- Exercise requirements
Each record that follows should be reproduced in full, character for character.

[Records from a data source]
+ + + + +

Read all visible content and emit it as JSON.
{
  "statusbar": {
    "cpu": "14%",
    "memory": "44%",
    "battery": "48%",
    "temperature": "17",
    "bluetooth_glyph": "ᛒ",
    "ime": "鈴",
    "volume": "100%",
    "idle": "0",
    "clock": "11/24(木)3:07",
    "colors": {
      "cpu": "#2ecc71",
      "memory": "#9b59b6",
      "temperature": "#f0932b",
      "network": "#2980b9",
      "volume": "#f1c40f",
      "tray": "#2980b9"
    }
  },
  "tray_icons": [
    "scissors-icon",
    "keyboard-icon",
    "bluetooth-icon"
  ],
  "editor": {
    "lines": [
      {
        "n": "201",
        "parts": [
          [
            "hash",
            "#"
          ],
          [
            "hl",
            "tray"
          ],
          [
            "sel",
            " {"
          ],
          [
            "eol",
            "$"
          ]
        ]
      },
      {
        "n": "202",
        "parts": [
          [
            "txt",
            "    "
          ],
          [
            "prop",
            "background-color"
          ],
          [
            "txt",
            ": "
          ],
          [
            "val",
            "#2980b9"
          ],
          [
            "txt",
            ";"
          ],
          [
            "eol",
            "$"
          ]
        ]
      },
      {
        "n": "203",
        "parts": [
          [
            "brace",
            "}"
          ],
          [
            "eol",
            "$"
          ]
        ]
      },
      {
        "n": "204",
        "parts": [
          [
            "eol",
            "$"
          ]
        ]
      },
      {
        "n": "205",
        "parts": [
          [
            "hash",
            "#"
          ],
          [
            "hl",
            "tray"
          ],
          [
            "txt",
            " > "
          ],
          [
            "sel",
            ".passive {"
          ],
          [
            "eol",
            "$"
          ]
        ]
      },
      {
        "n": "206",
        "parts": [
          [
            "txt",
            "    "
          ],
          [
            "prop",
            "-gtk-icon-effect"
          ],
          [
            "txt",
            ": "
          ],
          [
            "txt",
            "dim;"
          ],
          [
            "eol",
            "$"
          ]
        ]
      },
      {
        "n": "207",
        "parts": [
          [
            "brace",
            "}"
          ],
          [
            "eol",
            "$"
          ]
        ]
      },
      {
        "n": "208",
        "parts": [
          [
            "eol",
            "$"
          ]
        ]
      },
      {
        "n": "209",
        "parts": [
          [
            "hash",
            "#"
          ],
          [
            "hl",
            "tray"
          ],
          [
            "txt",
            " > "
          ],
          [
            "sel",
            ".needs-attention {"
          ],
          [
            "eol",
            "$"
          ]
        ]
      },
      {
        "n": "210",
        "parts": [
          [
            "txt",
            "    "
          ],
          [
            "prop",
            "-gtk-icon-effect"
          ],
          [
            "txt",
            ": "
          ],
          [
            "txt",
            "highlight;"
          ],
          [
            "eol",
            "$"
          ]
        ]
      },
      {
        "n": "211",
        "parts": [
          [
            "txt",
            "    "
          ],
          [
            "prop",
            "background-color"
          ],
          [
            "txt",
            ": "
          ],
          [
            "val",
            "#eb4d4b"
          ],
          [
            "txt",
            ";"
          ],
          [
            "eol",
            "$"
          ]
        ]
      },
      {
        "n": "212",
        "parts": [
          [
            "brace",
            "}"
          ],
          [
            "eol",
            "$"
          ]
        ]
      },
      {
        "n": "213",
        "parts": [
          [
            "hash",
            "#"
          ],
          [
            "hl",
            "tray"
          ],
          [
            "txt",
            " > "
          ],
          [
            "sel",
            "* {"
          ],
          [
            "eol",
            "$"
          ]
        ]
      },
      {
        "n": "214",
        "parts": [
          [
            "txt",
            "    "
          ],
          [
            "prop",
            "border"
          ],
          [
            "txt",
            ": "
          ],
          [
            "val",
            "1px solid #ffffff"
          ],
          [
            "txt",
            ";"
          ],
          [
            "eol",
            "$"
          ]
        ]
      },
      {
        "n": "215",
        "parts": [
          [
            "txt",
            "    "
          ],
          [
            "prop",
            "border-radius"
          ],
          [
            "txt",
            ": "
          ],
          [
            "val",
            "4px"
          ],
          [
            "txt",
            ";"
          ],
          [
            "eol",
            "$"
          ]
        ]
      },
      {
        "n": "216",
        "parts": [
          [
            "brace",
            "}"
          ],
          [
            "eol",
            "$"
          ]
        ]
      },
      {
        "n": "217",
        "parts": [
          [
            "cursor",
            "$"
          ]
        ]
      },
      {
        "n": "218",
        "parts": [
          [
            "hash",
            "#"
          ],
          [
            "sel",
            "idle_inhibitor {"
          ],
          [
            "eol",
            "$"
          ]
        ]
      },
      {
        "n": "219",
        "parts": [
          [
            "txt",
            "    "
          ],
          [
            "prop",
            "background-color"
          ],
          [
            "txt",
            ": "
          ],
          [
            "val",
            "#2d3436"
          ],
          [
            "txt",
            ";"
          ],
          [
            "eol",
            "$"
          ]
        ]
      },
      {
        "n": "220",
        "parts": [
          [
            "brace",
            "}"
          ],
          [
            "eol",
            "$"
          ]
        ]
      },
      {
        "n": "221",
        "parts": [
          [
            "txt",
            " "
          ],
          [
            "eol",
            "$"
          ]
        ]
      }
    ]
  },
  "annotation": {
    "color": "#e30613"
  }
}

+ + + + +

- Answer section
Read all visible content and emit it as JSON.
{
  "statusbar": {
    "cpu": "14%",
    "memory": "44%",
    "battery": "48%",
    "temperature": "17",
    "bluetooth_glyph": "ᛒ",
    "ime": "鈴",
    "volume": "100%",
    "idle": "0",
    "clock": "11/24(木)3:07",
    "colors": {
      "cpu": "#2ecc71",
      "memory": "#9b59b6",
      "temperature": "#f0932b",
      "network": "#2980b9",
      "volume": "#f1c40f",
      "tray": "#2980b9"
    }
  },
  "tray_icons": [
    "scissors-icon",
    "keyboard-icon",
    "bluetooth-icon"
  ],
  "editor": {
    "lines": [
      {
        "n": "201",
        "parts": [
          [
            "hash",
            "#"
          ],
          [
            "hl",
            "tray"
          ],
          [
            "sel",
            " {"
          ],
          [
            "eol",
            "$"
          ]
        ]
      },
      {
        "n": "202",
        "parts": [
          [
            "txt",
            "    "
          ],
          [
            "prop",
            "background-color"
          ],
          [
            "txt",
            ": "
          ],
          [
            "val",
            "#2980b9"
          ],
          [
            "txt",
            ";"
          ],
          [
            "eol",
            "$"
          ]
        ]
      },
      {
        "n": "203",
        "parts": [
          [
            "brace",
            "}"
          ],
          [
            "eol",
            "$"
          ]
        ]
      },
      {
        "n": "204",
        "parts": [
          [
            "eol",
            "$"
          ]
        ]
      },
      {
        "n": "205",
        "parts": [
          [
            "hash",
            "#"
          ],
          [
            "hl",
            "tray"
          ],
          [
            "txt",
            " > "
          ],
          [
            "sel",
            ".passive {"
          ],
          [
            "eol",
            "$"
          ]
        ]
      },
      {
        "n": "206",
        "parts": [
          [
            "txt",
            "    "
          ],
          [
            "prop",
            "-gtk-icon-effect"
          ],
          [
            "txt",
            ": "
          ],
          [
            "txt",
            "dim;"
          ],
          [
            "eol",
            "$"
          ]
        ]
      },
      {
        "n": "207",
        "parts": [
          [
            "brace",
            "}"
          ],
          [
            "eol",
            "$"
          ]
        ]
      },
      {
        "n": "208",
        "parts": [
          [
            "eol",
            "$"
          ]
        ]
      },
      {
        "n": "209",
        "parts": [
          [
            "hash",
            "#"
          ],
          [
            "hl",
            "tray"
          ],
          [
            "txt",
            " > "
          ],
          [
            "sel",
            ".needs-attention {"
          ],
          [
            "eol",
            "$"
          ]
        ]
      },
      {
        "n": "210",
        "parts": [
          [
            "txt",
            "    "
          ],
          [
            "prop",
            "-gtk-icon-effect"
          ],
          [
            "txt",
            ": "
          ],
          [
            "txt",
            "highlight;"
          ],
          [
            "eol",
            "$"
          ]
        ]
      },
      {
        "n": "211",
        "parts": [
          [
            "txt",
            "    "
          ],
          [
            "prop",
            "background-color"
          ],
          [
            "txt",
            ": "
          ],
          [
            "val",
            "#eb4d4b"
          ],
          [
            "txt",
            ";"
          ],
          [
            "eol",
            "$"
          ]
        ]
      },
      {
        "n": "212",
        "parts": [
          [
            "brace",
            "}"
          ],
          [
            "eol",
            "$"
          ]
        ]
      },
      {
        "n": "213",
        "parts": [
          [
            "hash",
            "#"
          ],
          [
            "hl",
            "tray"
          ],
          [
            "txt",
            " > "
          ],
          [
            "sel",
            "* {"
          ],
          [
            "eol",
            "$"
          ]
        ]
      },
      {
        "n": "214",
        "parts": [
          [
            "txt",
            "    "
          ],
          [
            "prop",
            "border"
          ],
          [
            "txt",
            ": "
          ],
          [
            "val",
            "1px solid #ffffff"
          ],
          [
            "txt",
            ";"
          ],
          [
            "eol",
            "$"
          ]
        ]
      },
      {
        "n": "215",
        "parts": [
          [
            "txt",
            "    "
          ],
          [
            "prop",
            "border-radius"
          ],
          [
            "txt",
            ": "
          ],
          [
            "val",
            "4px"
          ],
          [
            "txt",
            ";"
          ],
          [
            "eol",
            "$"
          ]
        ]
      },
      {
        "n": "216",
        "parts": [
          [
            "brace",
            "}"
          ],
          [
            "eol",
            "$"
          ]
        ]
      },
      {
        "n": "217",
        "parts": [
          [
            "cursor",
            "$"
          ]
        ]
      },
      {
        "n": "218",
        "parts": [
          [
            "hash",
            "#"
          ],
          [
            "sel",
            "idle_inhibitor {"
          ],
          [
            "eol",
            "$"
          ]
        ]
      },
      {
        "n": "219",
        "parts": [
          [
            "txt",
            "    "
          ],
          [
            "prop",
            "background-color"
          ],
          [
            "txt",
            ": "
          ],
          [
            "val",
            "#2d3436"
          ],
          [
            "txt",
            ";"
          ],
          [
            "eol",
            "$"
          ]
        ]
      },
      {
        "n": "220",
        "parts": [
          [
            "brace",
            "}"
          ],
          [
            "eol",
            "$"
          ]
        ]
      },
      {
        "n": "221",
        "parts": [
          [
            "txt",
            " "
          ],
          [
            "eol",
            "$"
          ]
        ]
      }
    ]
  },
  "annotation": {
    "color": "#e30613"
  }
}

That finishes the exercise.